WHAT IS EXPECTED
The lines that make up this material should each be returned exactly.
↓
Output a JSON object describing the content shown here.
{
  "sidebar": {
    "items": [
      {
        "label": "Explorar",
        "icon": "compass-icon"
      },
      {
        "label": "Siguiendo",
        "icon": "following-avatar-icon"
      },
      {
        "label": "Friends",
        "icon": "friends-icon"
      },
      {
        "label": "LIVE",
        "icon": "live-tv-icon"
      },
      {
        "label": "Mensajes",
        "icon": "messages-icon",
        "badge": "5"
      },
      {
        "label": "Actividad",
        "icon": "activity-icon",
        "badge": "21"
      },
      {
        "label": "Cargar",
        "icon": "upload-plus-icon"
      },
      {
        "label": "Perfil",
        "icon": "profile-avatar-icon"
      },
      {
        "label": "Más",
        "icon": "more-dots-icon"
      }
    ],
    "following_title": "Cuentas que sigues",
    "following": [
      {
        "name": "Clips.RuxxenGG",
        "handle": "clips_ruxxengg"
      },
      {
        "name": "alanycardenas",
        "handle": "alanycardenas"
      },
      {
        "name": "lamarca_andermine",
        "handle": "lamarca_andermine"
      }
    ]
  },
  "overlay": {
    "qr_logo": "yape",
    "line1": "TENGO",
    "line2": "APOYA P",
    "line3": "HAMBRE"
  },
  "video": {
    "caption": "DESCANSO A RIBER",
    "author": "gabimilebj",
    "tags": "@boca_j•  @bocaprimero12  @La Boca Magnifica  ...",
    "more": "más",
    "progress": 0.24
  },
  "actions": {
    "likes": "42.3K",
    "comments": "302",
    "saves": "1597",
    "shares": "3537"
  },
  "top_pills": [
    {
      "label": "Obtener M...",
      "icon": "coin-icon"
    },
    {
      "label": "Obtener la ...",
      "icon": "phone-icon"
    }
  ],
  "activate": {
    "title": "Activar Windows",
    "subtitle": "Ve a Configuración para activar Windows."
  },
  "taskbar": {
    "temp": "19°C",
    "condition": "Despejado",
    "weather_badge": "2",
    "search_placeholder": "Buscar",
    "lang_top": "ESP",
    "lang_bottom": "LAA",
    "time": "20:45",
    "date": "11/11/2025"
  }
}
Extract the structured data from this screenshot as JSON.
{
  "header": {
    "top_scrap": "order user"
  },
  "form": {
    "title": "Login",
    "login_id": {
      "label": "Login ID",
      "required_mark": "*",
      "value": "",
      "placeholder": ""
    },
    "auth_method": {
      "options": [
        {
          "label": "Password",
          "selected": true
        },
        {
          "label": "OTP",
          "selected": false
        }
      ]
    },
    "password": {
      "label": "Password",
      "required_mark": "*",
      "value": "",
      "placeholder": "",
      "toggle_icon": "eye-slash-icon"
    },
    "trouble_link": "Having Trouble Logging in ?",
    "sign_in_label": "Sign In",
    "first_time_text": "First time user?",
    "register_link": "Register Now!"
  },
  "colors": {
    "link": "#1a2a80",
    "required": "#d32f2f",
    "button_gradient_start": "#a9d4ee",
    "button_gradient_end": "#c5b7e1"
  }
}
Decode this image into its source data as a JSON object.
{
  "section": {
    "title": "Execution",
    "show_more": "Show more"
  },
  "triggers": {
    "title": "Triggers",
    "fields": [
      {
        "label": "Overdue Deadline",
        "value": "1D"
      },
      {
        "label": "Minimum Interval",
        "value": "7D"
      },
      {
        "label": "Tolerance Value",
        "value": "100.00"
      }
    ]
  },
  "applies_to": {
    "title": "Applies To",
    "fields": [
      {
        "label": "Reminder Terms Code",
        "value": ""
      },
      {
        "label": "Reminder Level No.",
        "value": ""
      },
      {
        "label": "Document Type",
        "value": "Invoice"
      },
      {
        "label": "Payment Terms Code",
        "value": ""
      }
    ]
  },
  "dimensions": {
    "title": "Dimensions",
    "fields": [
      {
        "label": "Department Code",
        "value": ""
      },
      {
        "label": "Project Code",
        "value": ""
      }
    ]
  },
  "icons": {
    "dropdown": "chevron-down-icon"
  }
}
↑
TASK RESULT
Output a JSON object describing the content shown here.
{
  "sidebar": {
    "items": [
      {
        "label": "Explorar",
        "icon": "compass-icon"
      },
      {
        "label": "Siguiendo",
        "icon": "following-avatar-icon"
      },
      {
        "label": "Friends",
        "icon": "friends-icon"
      },
      {
        "label": "LIVE",
        "icon": "live-tv-icon"
      },
      {
        "label": "Mensajes",
        "icon": "messages-icon",
        "badge": "5"
      },
      {
        "label": "Actividad",
        "icon": "activity-icon",
        "badge": "21"
      },
      {
        "label": "Cargar",
        "icon": "upload-plus-icon"
      },
      {
        "label": "Perfil",
        "icon": "profile-avatar-icon"
      },
      {
        "label": "Más",
        "icon": "more-dots-icon"
      }
    ],
    "following_title": "Cuentas que sigues",
    "following": [
      {
        "name": "Clips.RuxxenGG",
        "handle": "clips_ruxxengg"
      },
      {
        "name": "alanycardenas",
        "handle": "alanycardenas"
      },
      {
        "name": "lamarca_andermine",
        "handle": "lamarca_andermine"
      }
    ]
  },
  "overlay": {
    "qr_logo": "yape",
    "line1": "TENGO",
    "line2": "APOYA P",
    "line3": "HAMBRE"
  },
  "video": {
    "caption": "DESCANSO A RIBER",
    "author": "gabimilebj",
    "tags": "@boca_j•  @bocaprimero12  @La Boca Magnifica  ...",
    "more": "más",
    "progress": 0.24
  },
  "actions": {
    "likes": "42.3K",
    "comments": "302",
    "saves": "1597",
    "shares": "3537"
  },
  "top_pills": [
    {
      "label": "Obtener M...",
      "icon": "coin-icon"
    },
    {
      "label": "Obtener la ...",
      "icon": "phone-icon"
    }
  ],
  "activate": {
    "title": "Activar Windows",
    "subtitle": "Ve a Configuración para activar Windows."
  },
  "taskbar": {
    "temp": "19°C",
    "condition": "Despejado",
    "weather_badge": "2",
    "search_placeholder": "Buscar",
    "lang_top": "ESP",
    "lang_bottom": "LAA",
    "time": "20:45",
    "date": "11/11/2025"
  }
}
Extract the structured data from this screenshot as JSON.
{
  "header": {
    "top_scrap": "order user"
  },
  "form": {
    "title": "Login",
    "login_id": {
      "label": "Login ID",
      "required_mark": "*",
      "value": "",
      "placeholder": ""
    },
    "auth_method": {
      "options": [
        {
          "label": "Password",
          "selected": true
        },
        {
          "label": "OTP",
          "selected": false
        }
      ]
    },
    "password": {
      "label": "Password",
      "required_mark": "*",
      "value": "",
      "placeholder": "",
      "toggle_icon": "eye-slash-icon"
    },
    "trouble_link": "Having Trouble Logging in ?",
    "sign_in_label": "Sign In",
    "first_time_text": "First time user?",
    "register_link": "Register Now!"
  },
  "colors": {
    "link": "#1a2a80",
    "required": "#d32f2f",
    "button_gradient_start": "#a9d4ee",
    "button_gradient_end": "#c5b7e1"
  }
}
Decode this image into its source data as a JSON object.
{
  "section": {
    "title": "Execution",
    "show_more": "Show more"
  },
  "triggers": {
    "title": "Triggers",
    "fields": [
      {
        "label": "Overdue Deadline",
        "value": "1D"
      },
      {
        "label": "Minimum Interval",
        "value": "7D"
      },
      {
        "label": "Tolerance Value",
        "value": "100.00"
      }
    ]
  },
  "applies_to": {
    "title": "Applies To",
    "fields": [
      {
        "label": "Reminder Terms Code",
        "value": ""
      },
      {
        "label": "Reminder Level No.",
        "value": ""
      },
      {
        "label": "Document Type",
        "value": "Invoice"
      },
      {
        "label": "Payment Terms Code",
        "value": ""
      }
    ]
  },
  "dimensions": {
    "title": "Dimensions",
    "fields": [
      {
        "label": "Department Code",
        "value": ""
      },
      {
        "label": "Project Code",
        "value": ""
      }
    ]
  },
  "icons": {
    "dropdown": "chevron-down-icon"
  }
}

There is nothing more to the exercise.